The second phase of the Automated Canvas Analysis Project was launched in the summer of 2019. Researchers are reconstructing the rolls of canvas used by Vincent van Gogh. The (provisional) results play a significant role in sequencing and dating Van Gogh’s works.
The Automated Canvas Analysis Project (ACAP) was started in 2007 to develop a computer program together with restorers and art historians, which allows characteristics of the weaving pattern of canvases to be calculated. The calculations are being made using a digitized X-ray of a painting.
The second phase of the project focuses primarily on the reconstruction of the rolls of canvas used by Van Gogh. The aim is to identify each painting from a certain 5 or 10-metre roll of canvas, and to precisely ascertain their position in the roll. This will help us to discover more about how Van Gogh worked. The research will also help to solve issues regarding dating, sequencing and attribution.
For the second phase of the project, Professor William A. Sethares from the Department of Electrical and Computer Engineering at the University of Wisconsin visited the museum for a week early in 2019. The week focused entirely on the start of the second phase of the research, with which Sethares will be closely involved.
Colleagues from inside and outside the museum attended sessions at which the current state of affairs was explained, and the subsequent steps were discussed.
To kick-off the second phase of the project, we reflected on the results from the first phase, in which more than 400 of Van Gogh’s paintings were analysed using X-rays. Sethares also gave an inspirational presentation introducing a related project that has now been completed: Counting Vermeer.
This project analysed nearly all known paintings by Johannes Vermeer. Comprising some 30 paintings, Vermeer’s oeuvre is considerably smaller than Van Gogh’s painted oeuvre, which comprises more than 800 works. The analysis revealed that the dating of various works needed to be adjusted.
What exactly is analysed?
The entire week was focused on ‘counting threads’ of the canvas upon which Van Gogh painted.

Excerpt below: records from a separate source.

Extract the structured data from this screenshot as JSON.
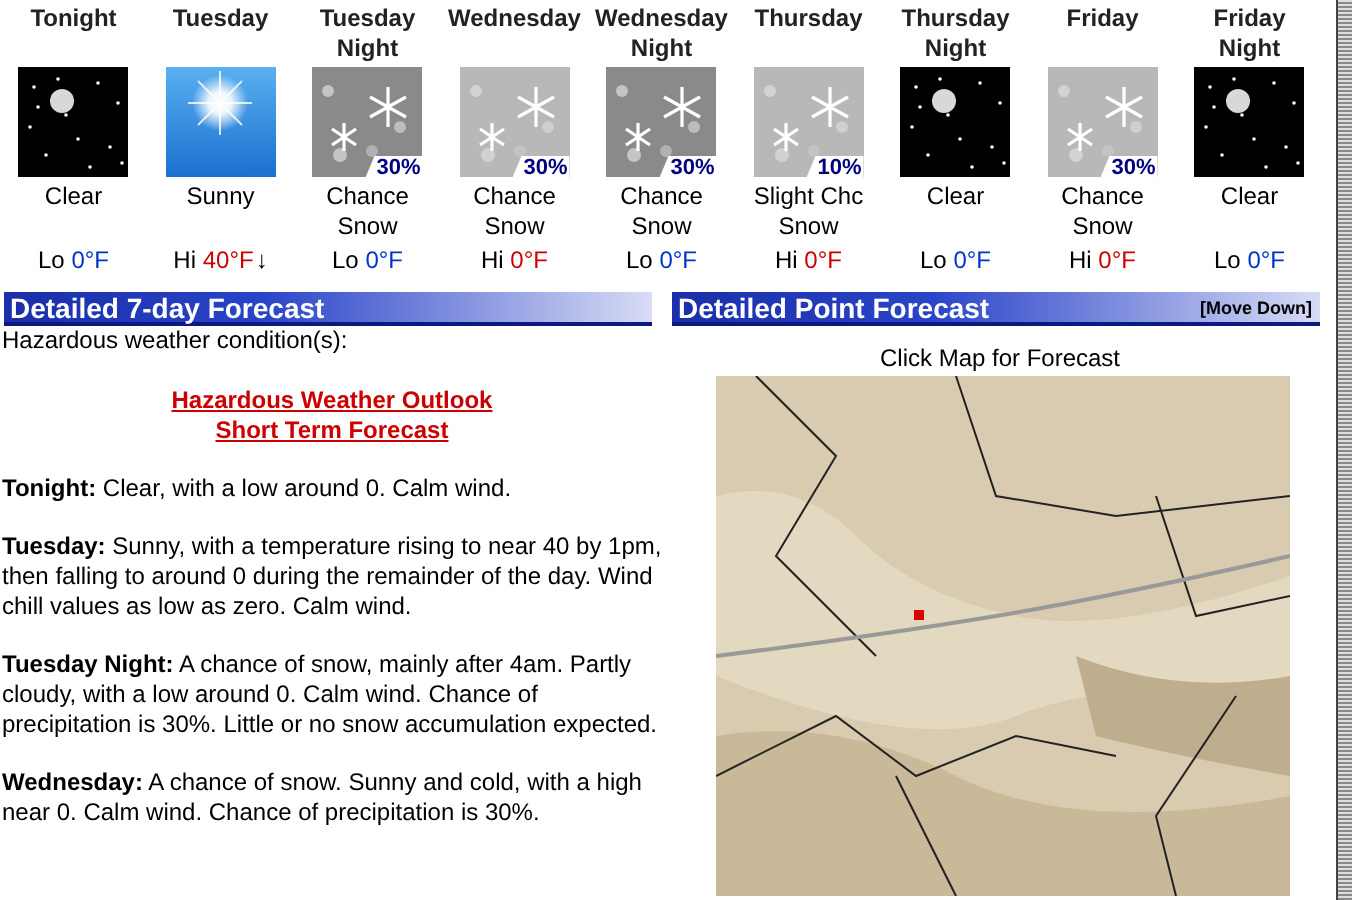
{
  "periods": [
    {
      "title": [
        "Tonight"
      ],
      "kind": "clear-night",
      "condition": "Clear",
      "temp_label": "Lo",
      "temp": "0°F",
      "color": "#0033cc"
    },
    {
      "title": [
        "Tuesday"
      ],
      "kind": "sunny",
      "condition": "Sunny",
      "temp_label": "Hi",
      "temp": "40°F",
      "color": "#cc0000",
      "trend": "↓"
    },
    {
      "title": [
        "Tuesday",
        "Night"
      ],
      "kind": "snow",
      "chance": "30%",
      "condition": "Chance Snow",
      "temp_label": "Lo",
      "temp": "0°F",
      "color": "#0033cc"
    },
    {
      "title": [
        "Wednesday"
      ],
      "kind": "snow",
      "chance": "30%",
      "condition": "Chance Snow",
      "temp_label": "Hi",
      "temp": "0°F",
      "color": "#cc0000"
    },
    {
      "title": [
        "Wednesday",
        "Night"
      ],
      "kind": "snow",
      "chance": "30%",
      "condition": "Chance Snow",
      "temp_label": "Lo",
      "temp": "0°F",
      "color": "#0033cc"
    },
    {
      "title": [
        "Thursday"
      ],
      "kind": "snow",
      "chance": "10%",
      "condition": "Slight Chc Snow",
      "temp_label": "Hi",
      "temp": "0°F",
      "color": "#cc0000"
    },
    {
      "title": [
        "Thursday",
        "Night"
      ],
      "kind": "clear-night",
      "condition": "Clear",
      "temp_label": "Lo",
      "temp": "0°F",
      "color": "#0033cc"
    },
    {
      "title": [
        "Friday"
      ],
      "kind": "snow",
      "chance": "30%",
      "condition": "Chance Snow",
      "temp_label": "Hi",
      "temp": "0°F",
      "color": "#cc0000"
    },
    {
      "title": [
        "Friday",
        "Night"
      ],
      "kind": "clear-night",
      "condition": "Clear",
      "temp_label": "Lo",
      "temp": "0°F",
      "color": "#0033cc"
    }
  ],
  "detailed": {
    "title": "Detailed 7-day Forecast",
    "hazard_label": "Hazardous weather condition(s):",
    "hazard_links": [
      "Hazardous Weather Outlook",
      "Short Term Forecast"
    ],
    "paragraphs": [
      "**Tonight:** Clear, with a low around 0. Calm wind.",
      "**Tuesday:** Sunny, with a temperature rising to near 40 by 1pm, then falling to around 0 during the remainder of the day. Wind chill values as low as zero. Calm wind.",
      "**Tuesday Night:** A chance of snow, mainly after 4am. Partly cloudy, with a low around 0. Calm wind. Chance of precipitation is 30%. Little or no snow accumulation expected.",
      "**Wednesday:** A chance of snow. Sunny and cold, with a high near 0. Calm wind. Chance of precipitation is 30%."
    ]
  },
  "point": {
    "title": "Detailed Point Forecast",
    "move_link": "[Move Down]",
    "map_caption": "Click Map for Forecast"
  }
}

In the 19th century, canvas was weaved industrially. Weaving is a process in which a horizontal (weft) thread is passed back and forth between fixed vertical (warp) threads.
The pieces of canvas that Van Gogh was sent in the South of France from Paris were cut from large rolls of 2 metres wide and 100 to 150 metres long. These were first cut into 10-metre pieces before being primed on large frames. Art supplies shops sold these rolls in two ways: as canvas per metre, and as ready-to-use canvases in various formats.
Van Gogh ordered his canvas per 5 or 10 metres at Tasset et L’Hôte in Paris, through his brother Theo. Using X-rays of paintings, a specially-developed computer programme can determine the thread density and fairly precisely determine the thread count per cm2. This results in what can be seen as a ‘fingerprint’ of the canvas, which can be used to determine if canvases have been cut from the same roll.
Sunflowers came first
This technique was also used in the research into the various versions of Van Gogh’s Sunflowers. Automated thread counts from X-rays of the Sunflowers from the collections of the Van Gogh Museum and The National Gallery in London were used to determine that the works were made on the same type of ‘standard’ canvas (toile ordinaire), but that the canvases came from different rolls.
The average density of the Amsterdam canvas is 11.4 vertical and 16.9 horizontal threads per cm2, while the London canvas is 11.5 x 17.2 threads per cm2. In the case of Sunflowers in the Van Gogh Museum collection, a direct match was revealed between canvases from a single roll, i.e. canvases that were originally adjacent. The canvas of Sunflowers was revealed to have originally been next to the smaller work Basket of Potatoes (Kröller-Müller Museum, Otterlo).